Murphy J, Pak S, Shteynman L, Winkeler I, Jin Z, Kaczocha M, Bergese SD

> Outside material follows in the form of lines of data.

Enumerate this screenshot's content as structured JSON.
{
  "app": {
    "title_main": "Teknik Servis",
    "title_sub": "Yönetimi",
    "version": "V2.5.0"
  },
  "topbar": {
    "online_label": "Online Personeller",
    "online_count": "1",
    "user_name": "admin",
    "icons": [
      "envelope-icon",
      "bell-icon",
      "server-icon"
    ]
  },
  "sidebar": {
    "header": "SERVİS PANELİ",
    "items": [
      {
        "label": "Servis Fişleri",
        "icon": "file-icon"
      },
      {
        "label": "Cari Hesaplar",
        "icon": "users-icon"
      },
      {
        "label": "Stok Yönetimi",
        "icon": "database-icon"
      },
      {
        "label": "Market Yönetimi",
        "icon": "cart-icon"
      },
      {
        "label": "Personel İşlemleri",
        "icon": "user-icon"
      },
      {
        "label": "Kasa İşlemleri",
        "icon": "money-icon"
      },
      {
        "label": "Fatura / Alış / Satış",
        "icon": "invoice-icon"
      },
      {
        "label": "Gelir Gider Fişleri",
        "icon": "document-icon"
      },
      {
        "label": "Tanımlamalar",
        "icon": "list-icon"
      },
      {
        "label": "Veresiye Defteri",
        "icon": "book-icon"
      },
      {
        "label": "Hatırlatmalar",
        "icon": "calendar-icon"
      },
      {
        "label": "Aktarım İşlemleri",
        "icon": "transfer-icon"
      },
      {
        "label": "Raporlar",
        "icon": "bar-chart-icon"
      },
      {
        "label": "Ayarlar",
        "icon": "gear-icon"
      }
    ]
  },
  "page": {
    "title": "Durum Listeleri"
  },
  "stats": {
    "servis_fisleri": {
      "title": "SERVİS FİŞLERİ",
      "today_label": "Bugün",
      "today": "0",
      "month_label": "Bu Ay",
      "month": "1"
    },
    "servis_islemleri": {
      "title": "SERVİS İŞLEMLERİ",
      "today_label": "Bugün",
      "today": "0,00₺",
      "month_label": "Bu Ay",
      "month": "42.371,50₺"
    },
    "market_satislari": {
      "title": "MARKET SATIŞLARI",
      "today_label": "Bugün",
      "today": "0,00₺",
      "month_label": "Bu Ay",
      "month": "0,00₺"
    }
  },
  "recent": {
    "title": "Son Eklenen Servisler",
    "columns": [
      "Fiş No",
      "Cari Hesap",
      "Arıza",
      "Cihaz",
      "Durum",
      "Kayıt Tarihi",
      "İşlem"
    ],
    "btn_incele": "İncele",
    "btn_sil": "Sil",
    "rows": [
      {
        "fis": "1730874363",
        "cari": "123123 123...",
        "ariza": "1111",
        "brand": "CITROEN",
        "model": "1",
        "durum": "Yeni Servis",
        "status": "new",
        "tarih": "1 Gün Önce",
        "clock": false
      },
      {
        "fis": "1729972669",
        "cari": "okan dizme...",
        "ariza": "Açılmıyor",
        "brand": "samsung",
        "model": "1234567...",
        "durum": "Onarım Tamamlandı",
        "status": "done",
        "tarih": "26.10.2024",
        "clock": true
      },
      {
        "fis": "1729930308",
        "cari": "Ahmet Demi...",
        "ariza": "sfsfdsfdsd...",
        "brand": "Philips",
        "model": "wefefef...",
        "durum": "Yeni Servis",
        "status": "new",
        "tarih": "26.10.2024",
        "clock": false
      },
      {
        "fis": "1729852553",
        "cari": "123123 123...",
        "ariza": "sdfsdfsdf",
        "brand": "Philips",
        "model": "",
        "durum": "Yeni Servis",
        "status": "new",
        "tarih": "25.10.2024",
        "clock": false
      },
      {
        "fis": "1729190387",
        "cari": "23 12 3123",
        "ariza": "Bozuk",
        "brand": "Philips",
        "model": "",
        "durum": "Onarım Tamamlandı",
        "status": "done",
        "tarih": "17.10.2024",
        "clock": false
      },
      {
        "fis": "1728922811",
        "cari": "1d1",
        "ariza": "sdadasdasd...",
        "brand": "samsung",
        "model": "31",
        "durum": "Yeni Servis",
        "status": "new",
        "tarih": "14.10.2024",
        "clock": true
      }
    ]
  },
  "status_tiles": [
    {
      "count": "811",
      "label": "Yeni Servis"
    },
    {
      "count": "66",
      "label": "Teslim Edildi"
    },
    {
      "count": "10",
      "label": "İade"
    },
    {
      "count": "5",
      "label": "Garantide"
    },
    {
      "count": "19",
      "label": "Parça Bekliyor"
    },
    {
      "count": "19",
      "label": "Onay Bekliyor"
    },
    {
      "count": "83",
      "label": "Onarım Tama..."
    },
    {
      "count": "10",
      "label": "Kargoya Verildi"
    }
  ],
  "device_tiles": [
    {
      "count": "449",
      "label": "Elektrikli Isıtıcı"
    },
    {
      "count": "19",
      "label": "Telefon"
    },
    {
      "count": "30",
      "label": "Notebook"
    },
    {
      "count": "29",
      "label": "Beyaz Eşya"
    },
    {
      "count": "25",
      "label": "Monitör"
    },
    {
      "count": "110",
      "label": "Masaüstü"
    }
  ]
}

Chronic postsurgical pain (CPSP) following total knee arthroplasty (TKA) and total hip arthroplasty (THA) is a prevalent complication of joint replacement surgery which has the potential to decrease patient satisfaction, increase financial burden, and lead to long-term disability. The identification of risk factors for CPSP following TKA and THA is challenging but essential for targeted preventative therapy. Recent meta-analyses and individual studies highlight associations between elevated state anxiety, depression scores, preoperative pain, diabetes, sleep disturbances, and various other factors with an increased risk of CPSP, with differences observed in prevalence between TKA and THA. While the etiology of CPSP is not fully understood, several factors such as chronic inflammation and preoperative central sensitization have been identified. Other potential mechanisms include genetic factors (e.g., catechol-O-methyltransferase (COMT) and potassium inwardly rectifying channel subfamily J member 6 (KCNJ6) genes), lipid markers, and psychological risk factors (anxiety and depression). With regards to therapeutics and prevention, multimodal pharmacological analgesia, emphasizing nonopioid analgesics like acetaminophen and non-steroidal anti-inflammatory drugs (NSAIDs), has gained prominence over epidural analgesia. Nerve blocks and local infiltrative anesthesia have shown mixed results in preventing CPSP. Ketamine, an N-methyl-D-aspartate (NMDA)-receptor antagonist, exhibits antihyperalgesic properties, but its efficacy in reducing CPSP is inconclusive. Lidocaine, an amide-type local anesthetic, shows tentative positive effects on CPSP. Selective serotonin reuptake inhibitors (SSRIs) and serotonin norepinephrine reuptake inhibitors (SNRIs) have mixed results, while gabapentinoids, like gabapentin and pregabalin, present hopeful data but require further research, especially in the context of TKA and THA, to justify their use for CPSP prevention.